### WHAT IS EXPECTED:
Pick every line from the data below that contains the string "Recipe" and copy it.

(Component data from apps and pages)

%%

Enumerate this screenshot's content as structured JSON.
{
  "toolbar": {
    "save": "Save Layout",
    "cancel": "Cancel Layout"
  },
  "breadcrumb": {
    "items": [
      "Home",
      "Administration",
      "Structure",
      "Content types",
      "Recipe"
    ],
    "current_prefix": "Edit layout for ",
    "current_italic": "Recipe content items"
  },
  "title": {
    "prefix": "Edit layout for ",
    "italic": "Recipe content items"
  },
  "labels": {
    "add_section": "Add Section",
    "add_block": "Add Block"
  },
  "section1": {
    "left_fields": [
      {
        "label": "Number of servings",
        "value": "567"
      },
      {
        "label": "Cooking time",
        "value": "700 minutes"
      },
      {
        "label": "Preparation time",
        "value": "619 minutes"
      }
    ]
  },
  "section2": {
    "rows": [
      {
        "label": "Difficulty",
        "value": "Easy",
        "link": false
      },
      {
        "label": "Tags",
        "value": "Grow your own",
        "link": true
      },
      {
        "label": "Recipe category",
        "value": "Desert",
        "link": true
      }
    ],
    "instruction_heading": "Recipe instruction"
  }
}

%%
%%

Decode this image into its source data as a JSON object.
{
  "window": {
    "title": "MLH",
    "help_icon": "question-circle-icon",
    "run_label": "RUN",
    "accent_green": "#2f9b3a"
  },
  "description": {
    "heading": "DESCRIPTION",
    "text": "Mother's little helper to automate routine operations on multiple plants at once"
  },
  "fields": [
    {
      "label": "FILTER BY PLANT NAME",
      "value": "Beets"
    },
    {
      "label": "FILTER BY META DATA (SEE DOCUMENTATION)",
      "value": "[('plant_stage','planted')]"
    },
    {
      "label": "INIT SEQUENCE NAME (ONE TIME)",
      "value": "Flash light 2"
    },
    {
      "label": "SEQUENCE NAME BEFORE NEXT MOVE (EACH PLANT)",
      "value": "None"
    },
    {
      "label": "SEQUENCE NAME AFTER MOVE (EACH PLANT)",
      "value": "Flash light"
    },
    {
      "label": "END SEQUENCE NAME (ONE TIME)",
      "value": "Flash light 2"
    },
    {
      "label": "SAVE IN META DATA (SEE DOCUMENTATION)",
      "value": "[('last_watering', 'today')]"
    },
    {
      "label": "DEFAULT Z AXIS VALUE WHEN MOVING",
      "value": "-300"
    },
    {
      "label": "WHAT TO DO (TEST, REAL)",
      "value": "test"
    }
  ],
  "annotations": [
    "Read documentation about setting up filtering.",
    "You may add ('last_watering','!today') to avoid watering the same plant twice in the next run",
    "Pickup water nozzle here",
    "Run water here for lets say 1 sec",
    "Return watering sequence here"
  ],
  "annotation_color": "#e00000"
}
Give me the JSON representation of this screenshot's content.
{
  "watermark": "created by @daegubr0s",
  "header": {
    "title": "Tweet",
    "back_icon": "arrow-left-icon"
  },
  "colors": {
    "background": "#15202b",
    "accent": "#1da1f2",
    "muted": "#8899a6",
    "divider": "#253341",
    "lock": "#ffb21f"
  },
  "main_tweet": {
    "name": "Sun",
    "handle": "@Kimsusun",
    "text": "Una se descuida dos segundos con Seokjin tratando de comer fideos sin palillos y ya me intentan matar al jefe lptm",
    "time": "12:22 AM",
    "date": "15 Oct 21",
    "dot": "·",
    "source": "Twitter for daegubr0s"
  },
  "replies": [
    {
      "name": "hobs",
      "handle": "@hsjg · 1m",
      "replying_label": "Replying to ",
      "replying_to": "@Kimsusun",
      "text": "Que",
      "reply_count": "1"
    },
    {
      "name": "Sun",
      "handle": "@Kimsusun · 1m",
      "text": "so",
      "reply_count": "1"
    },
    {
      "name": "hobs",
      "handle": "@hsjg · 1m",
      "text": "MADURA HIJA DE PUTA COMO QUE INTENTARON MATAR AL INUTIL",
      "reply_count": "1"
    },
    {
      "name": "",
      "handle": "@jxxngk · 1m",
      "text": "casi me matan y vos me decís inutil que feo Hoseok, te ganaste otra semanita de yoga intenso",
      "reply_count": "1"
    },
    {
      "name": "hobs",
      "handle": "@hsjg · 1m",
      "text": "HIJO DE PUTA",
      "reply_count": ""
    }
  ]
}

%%

### YOUR RESPONSE:
      "Recipe"
    "current_italic": "Recipe content items"
    "italic": "Recipe content items"
        "label": "Recipe category",
    "instruction_heading": "Recipe instruction"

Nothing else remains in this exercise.